• EXERCISE DIRECTIONS
Reproduce the records that follow without alteration, apart from removing the pictures.

Dataset rows for apps and sites:

━━━━━━

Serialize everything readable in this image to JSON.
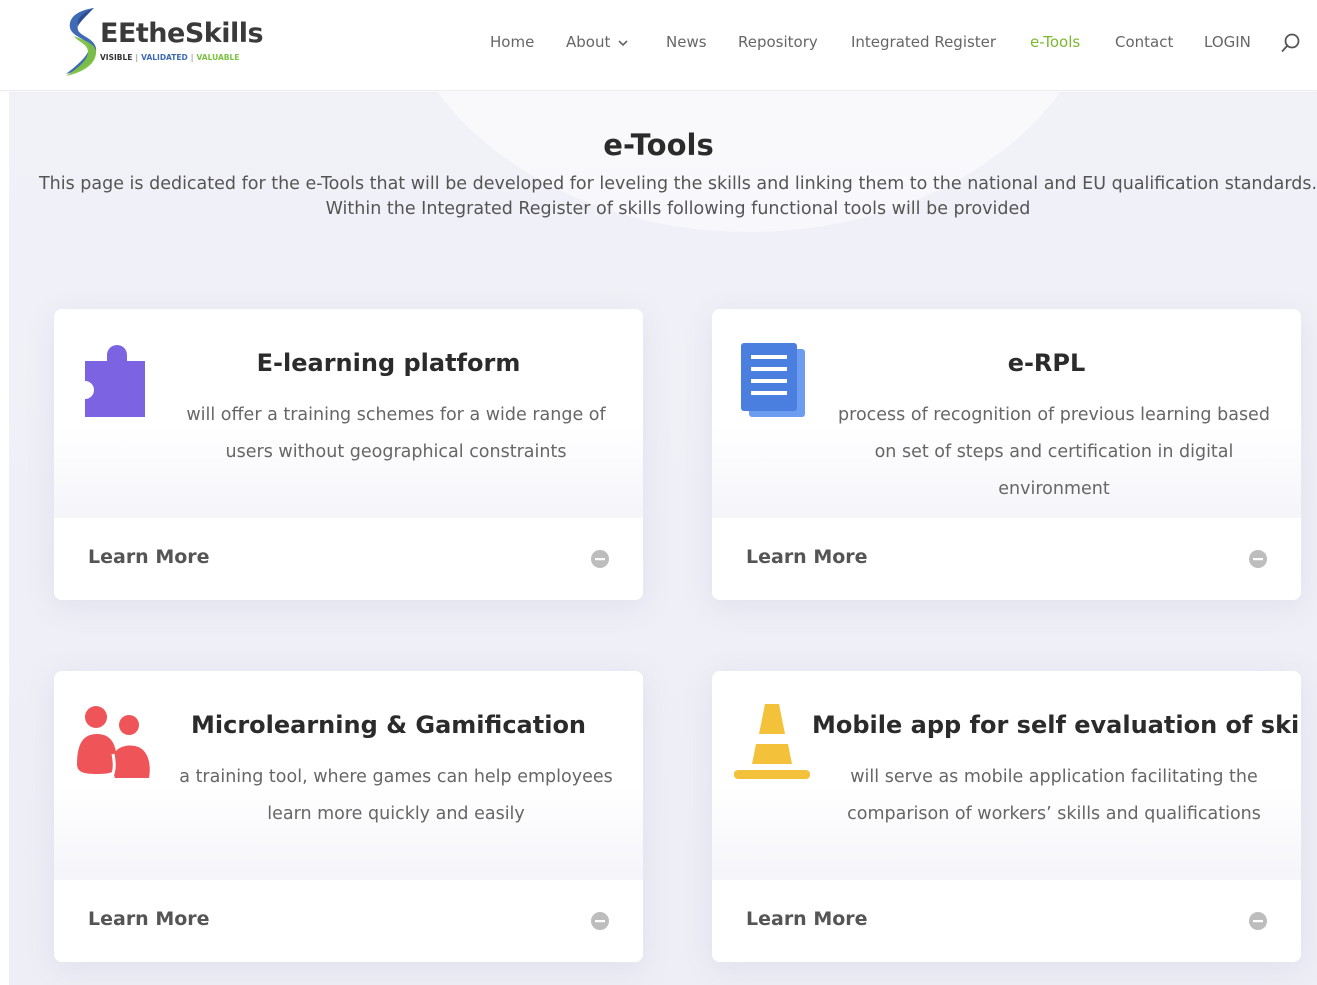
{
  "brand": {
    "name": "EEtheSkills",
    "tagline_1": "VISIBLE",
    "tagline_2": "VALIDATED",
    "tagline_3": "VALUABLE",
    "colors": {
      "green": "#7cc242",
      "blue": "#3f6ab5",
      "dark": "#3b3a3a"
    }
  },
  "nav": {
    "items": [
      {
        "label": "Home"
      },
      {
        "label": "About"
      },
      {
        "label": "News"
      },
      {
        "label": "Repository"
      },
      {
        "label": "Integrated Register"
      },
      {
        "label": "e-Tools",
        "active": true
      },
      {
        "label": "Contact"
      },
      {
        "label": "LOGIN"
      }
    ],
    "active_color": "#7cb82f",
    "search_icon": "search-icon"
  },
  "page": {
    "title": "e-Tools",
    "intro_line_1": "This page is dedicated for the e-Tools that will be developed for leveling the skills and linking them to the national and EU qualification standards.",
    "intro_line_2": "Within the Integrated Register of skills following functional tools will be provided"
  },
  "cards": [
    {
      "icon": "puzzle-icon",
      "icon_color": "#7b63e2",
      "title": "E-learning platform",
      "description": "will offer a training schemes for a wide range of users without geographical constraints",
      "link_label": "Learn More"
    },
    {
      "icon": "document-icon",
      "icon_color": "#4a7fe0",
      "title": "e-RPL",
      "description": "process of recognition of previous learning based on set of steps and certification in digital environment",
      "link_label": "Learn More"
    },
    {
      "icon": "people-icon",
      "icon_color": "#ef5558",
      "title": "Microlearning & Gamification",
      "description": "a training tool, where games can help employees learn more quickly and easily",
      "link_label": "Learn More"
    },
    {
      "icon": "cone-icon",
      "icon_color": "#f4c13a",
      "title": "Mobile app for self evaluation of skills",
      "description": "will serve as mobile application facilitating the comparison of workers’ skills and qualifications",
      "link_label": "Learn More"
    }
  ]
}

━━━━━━

• ANSWER SECTION
Serialize everything readable in this image to JSON.
{
  "brand": {
    "name": "EEtheSkills",
    "tagline_1": "VISIBLE",
    "tagline_2": "VALIDATED",
    "tagline_3": "VALUABLE",
    "colors": {
      "green": "#7cc242",
      "blue": "#3f6ab5",
      "dark": "#3b3a3a"
    }
  },
  "nav": {
    "items": [
      {
        "label": "Home"
      },
      {
        "label": "About"
      },
      {
        "label": "News"
      },
      {
        "label": "Repository"
      },
      {
        "label": "Integrated Register"
      },
      {
        "label": "e-Tools",
        "active": true
      },
      {
        "label": "Contact"
      },
      {
        "label": "LOGIN"
      }
    ],
    "active_color": "#7cb82f",
    "search_icon": "search-icon"
  },
  "page": {
    "title": "e-Tools",
    "intro_line_1": "This page is dedicated for the e-Tools that will be developed for leveling the skills and linking them to the national and EU qualification standards.",
    "intro_line_2": "Within the Integrated Register of skills following functional tools will be provided"
  },
  "cards": [
    {
      "icon": "puzzle-icon",
      "icon_color": "#7b63e2",
      "title": "E-learning platform",
      "description": "will offer a training schemes for a wide range of users without geographical constraints",
      "link_label": "Learn More"
    },
    {
      "icon": "document-icon",
      "icon_color": "#4a7fe0",
      "title": "e-RPL",
      "description": "process of recognition of previous learning based on set of steps and certification in digital environment",
      "link_label": "Learn More"
    },
    {
      "icon": "people-icon",
      "icon_color": "#ef5558",
      "title": "Microlearning & Gamification",
      "description": "a training tool, where games can help employees learn more quickly and easily",
      "link_label": "Learn More"
    },
    {
      "icon": "cone-icon",
      "icon_color": "#f4c13a",
      "title": "Mobile app for self evaluation of skills",
      "description": "will serve as mobile application facilitating the comparison of workers’ skills and qualifications",
      "link_label": "Learn More"
    }
  ]
}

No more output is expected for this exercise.